  55. 55. Visser J, Peters B, Burger T, Boomstra J, Dhert W, Melchels F, et al. Biofabrication of multi-material anatomically shaped tissue constructs. Biofabrication. 2013;5(3):35007
  56. 56. Murphy S, Atala A. 3D bioprinting of tissues and organs. Nature Biotechnology. 2014; Aug;32(8):773-785
  57. 57. Mironov V, Visconti R, Kasyanov V, Forgacs G, Drake C, Markwald R. Organ printing: Tissue spheroids as building blocks. Biomaterials 2009;30:2164-2174
  58. 58. Merceron T, Burt M, Seol Y, Kang H, Lee S, Yoo J, et al. A 3D bioprinted complex structure for engineering the muscle-tendon unit. Biofabrication. 2015;7:35003
  59. 59. Guillemot F, Souquet A, Catros S, Guillotin B. Laser- assisted cell printing: Principle, physical parameters versus cell fate and perspectives in tissue engineering. Nanomedicine. 2010;5:507-515
  60. 60. Gaebel R, Ma N, Liu J, Guan J, Koch L, Klopsch C, et al. Patterning human stem cells and endothelial cells with laser printing for cardiac regeneration. Biomaterials. 2011;32:9218-9230
  61. 61. Khang G. Handbook of Intelligent Scaffolds for Tissue Engineering and Regenerative Medicine; Singapore: Taylor & Francis Group; 2012. 1-972 pp

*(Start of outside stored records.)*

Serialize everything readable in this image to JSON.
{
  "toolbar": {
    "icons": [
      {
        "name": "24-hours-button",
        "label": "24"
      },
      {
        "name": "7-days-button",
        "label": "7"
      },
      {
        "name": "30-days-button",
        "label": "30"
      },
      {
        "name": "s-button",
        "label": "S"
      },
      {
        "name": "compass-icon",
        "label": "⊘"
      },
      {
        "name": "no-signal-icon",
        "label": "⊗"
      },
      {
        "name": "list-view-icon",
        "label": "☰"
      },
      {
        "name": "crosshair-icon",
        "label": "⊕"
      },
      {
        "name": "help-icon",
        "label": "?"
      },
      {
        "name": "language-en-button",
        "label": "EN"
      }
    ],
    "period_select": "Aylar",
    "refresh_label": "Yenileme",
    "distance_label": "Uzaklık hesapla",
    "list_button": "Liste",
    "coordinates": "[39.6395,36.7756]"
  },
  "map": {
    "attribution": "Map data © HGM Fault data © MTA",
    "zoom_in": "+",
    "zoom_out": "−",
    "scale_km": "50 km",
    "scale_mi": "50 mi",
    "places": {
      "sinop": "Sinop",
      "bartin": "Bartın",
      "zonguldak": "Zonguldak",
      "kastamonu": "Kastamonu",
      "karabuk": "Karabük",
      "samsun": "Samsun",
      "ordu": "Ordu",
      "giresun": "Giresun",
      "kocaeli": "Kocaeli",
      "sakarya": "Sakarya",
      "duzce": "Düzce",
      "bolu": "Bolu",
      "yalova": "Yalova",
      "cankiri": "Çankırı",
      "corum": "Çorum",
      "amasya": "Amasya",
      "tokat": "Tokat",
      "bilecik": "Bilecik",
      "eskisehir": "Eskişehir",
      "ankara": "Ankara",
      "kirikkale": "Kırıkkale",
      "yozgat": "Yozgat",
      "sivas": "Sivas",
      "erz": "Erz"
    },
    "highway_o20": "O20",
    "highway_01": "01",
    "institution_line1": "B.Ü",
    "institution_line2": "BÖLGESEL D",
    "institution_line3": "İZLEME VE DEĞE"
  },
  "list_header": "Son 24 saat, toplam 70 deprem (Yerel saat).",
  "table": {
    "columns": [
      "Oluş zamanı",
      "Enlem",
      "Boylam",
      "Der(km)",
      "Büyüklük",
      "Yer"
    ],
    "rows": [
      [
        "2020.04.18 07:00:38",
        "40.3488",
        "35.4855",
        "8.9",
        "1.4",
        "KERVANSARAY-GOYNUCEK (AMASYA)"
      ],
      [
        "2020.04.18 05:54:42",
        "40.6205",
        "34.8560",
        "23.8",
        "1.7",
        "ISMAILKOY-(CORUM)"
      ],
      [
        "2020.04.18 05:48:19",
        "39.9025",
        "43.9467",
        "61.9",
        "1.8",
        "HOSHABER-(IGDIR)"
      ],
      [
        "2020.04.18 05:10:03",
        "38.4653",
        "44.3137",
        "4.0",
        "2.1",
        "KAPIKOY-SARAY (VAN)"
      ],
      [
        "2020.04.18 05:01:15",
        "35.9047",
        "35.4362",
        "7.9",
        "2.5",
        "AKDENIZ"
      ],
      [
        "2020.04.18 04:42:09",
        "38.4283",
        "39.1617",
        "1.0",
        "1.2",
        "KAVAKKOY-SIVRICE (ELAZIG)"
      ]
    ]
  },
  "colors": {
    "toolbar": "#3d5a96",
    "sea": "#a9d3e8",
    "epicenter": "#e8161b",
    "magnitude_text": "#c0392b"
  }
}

  62. 62. Daly AC, Critchley SE, Rencsok EM, Kelly DJ. A comparison of different bioinks for 3D bioprinting of fibrocartilage and hyaline cartilage. Biofabrication. 2016;8(4):45002
  63. 63. Cui X, Breitenkamp K, Finn MG, Lotz M, D'lima DD. Direct human cartilage repair using three-dimensional bioprinting technology. Tissue Engineering Part A. 2012;18:1304-1312

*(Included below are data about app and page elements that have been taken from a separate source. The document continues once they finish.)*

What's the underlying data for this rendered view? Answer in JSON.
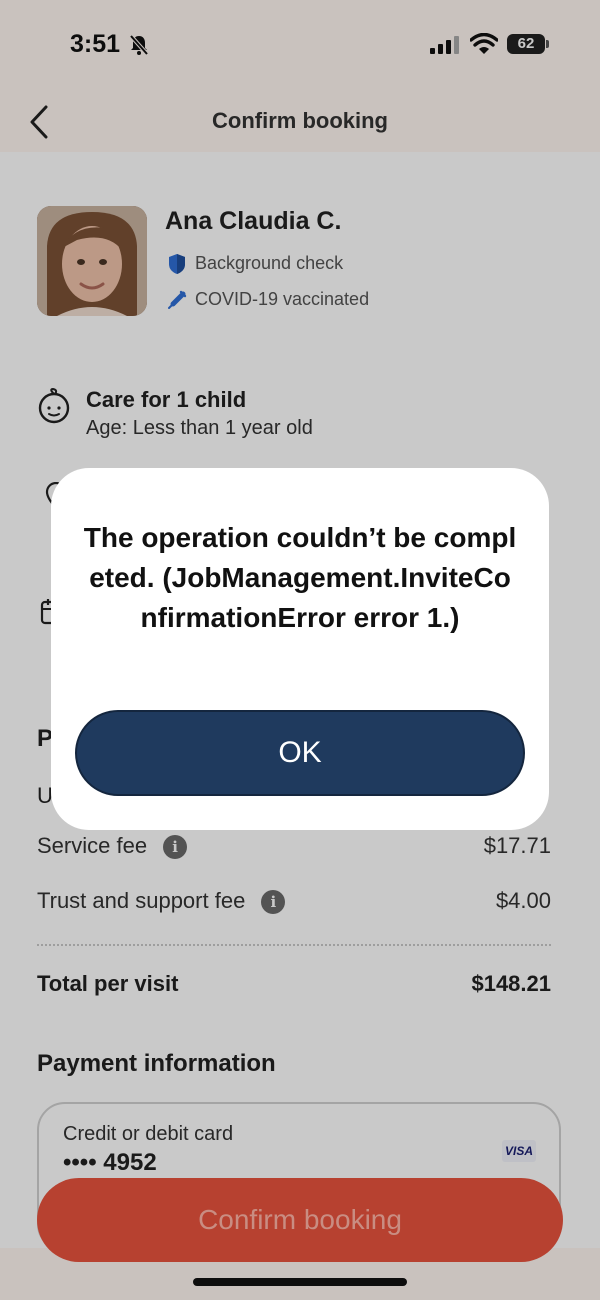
{
  "status_bar": {
    "time": "3:51",
    "battery": "62"
  },
  "nav": {
    "title": "Confirm booking"
  },
  "caregiver": {
    "name": "Ana Claudia C.",
    "badges": [
      "Background check",
      "COVID-19 vaccinated"
    ]
  },
  "care": {
    "title": "Care for 1 child",
    "age": "Age: Less than 1 year old"
  },
  "partial": {
    "section_letter": "P",
    "row_letter": "U"
  },
  "fees": [
    {
      "label": "Service fee",
      "amount": "$17.71"
    },
    {
      "label": "Trust and support fee",
      "amount": "$4.00"
    }
  ],
  "total": {
    "label": "Total per visit",
    "amount": "$148.21"
  },
  "payment": {
    "heading": "Payment information",
    "card_label": "Credit or debit card",
    "card_number": "•••• 4952",
    "card_brand": "VISA"
  },
  "confirm_button": "Confirm booking",
  "alert": {
    "message": "The operation couldn’t be completed. (JobManagement.InviteConfirmationError error 1.)",
    "ok_label": "OK"
  },
  "colors": {
    "primary_button": "#e8533e",
    "alert_button": "#1f3a5e",
    "header_bg": "#fff6f1",
    "badge_icon": "#2f6fd6"
  }
}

  64. 64. Nair K, Gandhi M, Khalil S, Yan KC, Marcolongo M, Barbee K, et al. Characterization of cell viability during bioprinting processes. Biotechnology Journal. 2009;4(8):1168-1177

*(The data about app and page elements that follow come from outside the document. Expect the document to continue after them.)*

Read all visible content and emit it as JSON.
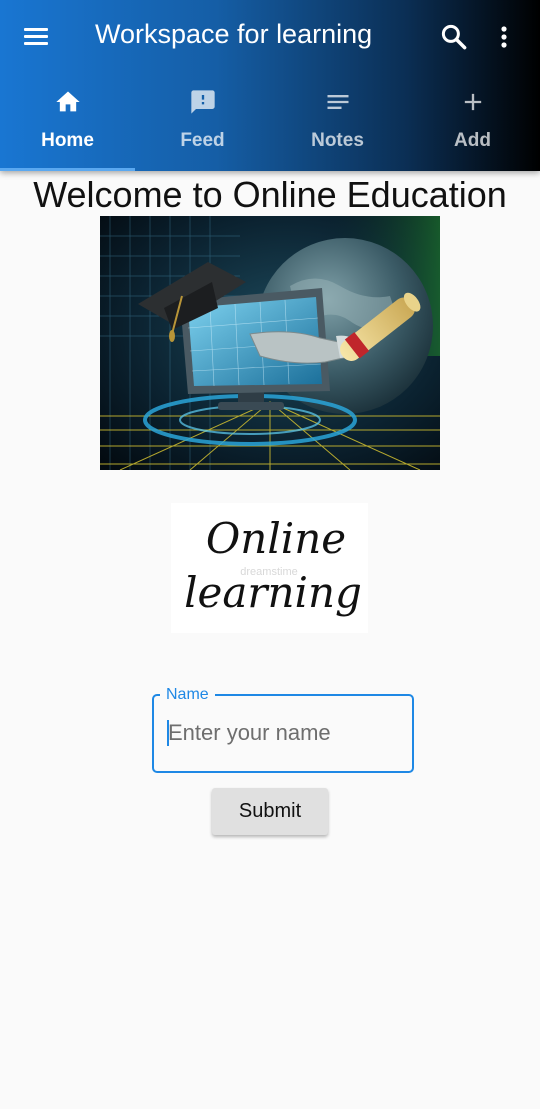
{
  "app_bar": {
    "title": "Workspace for learning",
    "gradient_colors": [
      "#1976d2",
      "#0b2f55",
      "#000000"
    ],
    "icons": {
      "menu": "menu-icon",
      "search": "search-icon",
      "more": "more-vert-icon"
    }
  },
  "tabs": [
    {
      "label": "Home",
      "icon": "home-icon",
      "active": true
    },
    {
      "label": "Feed",
      "icon": "feedback-icon",
      "active": false
    },
    {
      "label": "Notes",
      "icon": "notes-icon",
      "active": false
    },
    {
      "label": "Add",
      "icon": "add-icon",
      "active": false
    }
  ],
  "main": {
    "heading": "Welcome to Online Education",
    "hero_image": "graduation-cap-diploma-computer-image",
    "logo": {
      "line1": "Online",
      "line2": "learning",
      "watermark": "dreamstime"
    },
    "name_field": {
      "label": "Name",
      "placeholder": "Enter your name",
      "value": ""
    },
    "submit_label": "Submit"
  },
  "colors": {
    "accent": "#1e88e5",
    "tab_indicator": "#5aa8f0",
    "background": "#fafafa",
    "button": "#e0e0e0"
  }
}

  65. 65. Lim K, Morouço P, Levato R, Melchels F, Malda J. Organ Biofabrication. Comprehension Biomaterials II; 2017;5:236-266
  66. 66. Market Research P&S. Global 3D Bioprinting Market Size, Share, Development, Growth and Demand Forecast to 2022, 2016. Available from (
  67. 67. Li Y-C, Zhang YS, Akpek A, Shin SR, Khademhosseini A. 4D bioprinting: The next-generation technology for biofabrication enabled by stimuli-responsive materials. Biofabrication. 2016 2;9(1):012001
  68. 68. Furth ME, Atala A, Van Dyke ME. Smart biomaterials design for tissue engineering and regenerative medicine. Biomaterials. 2007;28(34):5068-5073

Written By

Sandra Amado, Pedro Morouço, Paula Pascoal-Faria and Nuno Alves

Submitted: November 25th, 2016 Reviewed: May 22nd, 2017 Published: December 20th, 2017